In an article published in The New Yorker by Dan Remnick, President Obama chronicles his time in office, personal experiences and visions of the future. He also casually discusses with reporter Remnick his firm position on certain social issues but rides the fence on marijuana legalization. His laissez-faire attitude about legalization has drug policy and prevention experts scratching their heads in confusion as to why the President will not give clear guidance on this important issue.

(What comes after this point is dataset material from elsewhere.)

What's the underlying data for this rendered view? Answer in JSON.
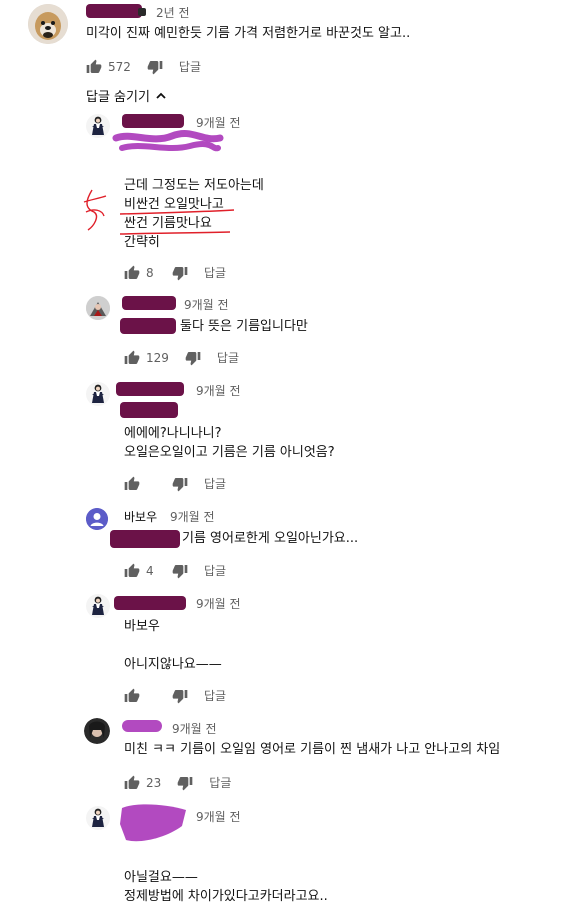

President Obama is surrounded by a myriad of experts who have voiced serious concerns about the harms of marijuana and rejected legalization, so either he is seriously ill-informed about the issue or is completely ignoring warnings from his highly-esteemed advisors. Director of the Office of National Drug Control Policy, Gil Kerlikowske, has stated on numerous occasions that ‘marijuana legalization is a dangerous social experiment.’ Yet the President said, ‘it’s important for it to go forward,’ meaning the legalization of marijuana in the states of Colorado and Washington. Nora Volkow, Director of the National Institute on Drug Abuse (NIDA), indicates on www.drugabuse.gov that ‘increases in potency may account for the rise in emergency department visits involving marijuana use. For experienced users, it may mean a greater risk for addiction if they are exposing them-selves to high doses on a regular basis.’ According to the National Institutes of Health, one in six kids who try pot before 18 will abuse it or become addicted. Other studies have also shown that regular use of marijuana is robbing our youth of their IQ points, memory and in some cases, their mental health. The American Medical Association (AMA) has come out against the legal sales of marijuana due to public health concerns. Further, the majority of other major health organizations share the AMA’s sentiments. However, President Obama claims it is no more harmful than alcohol. He casually compares pot to alcohol and tobacco as though none of these drugs are public health threats.
The President can oppose the legalization of marijuana and still make thought-provoking changes to drug policies. Legalization is one extreme that the President should push back against. His lack of a formal position on what he is or is not supporting is an irresponsible move for such a person in the most highly-regarded position in this country.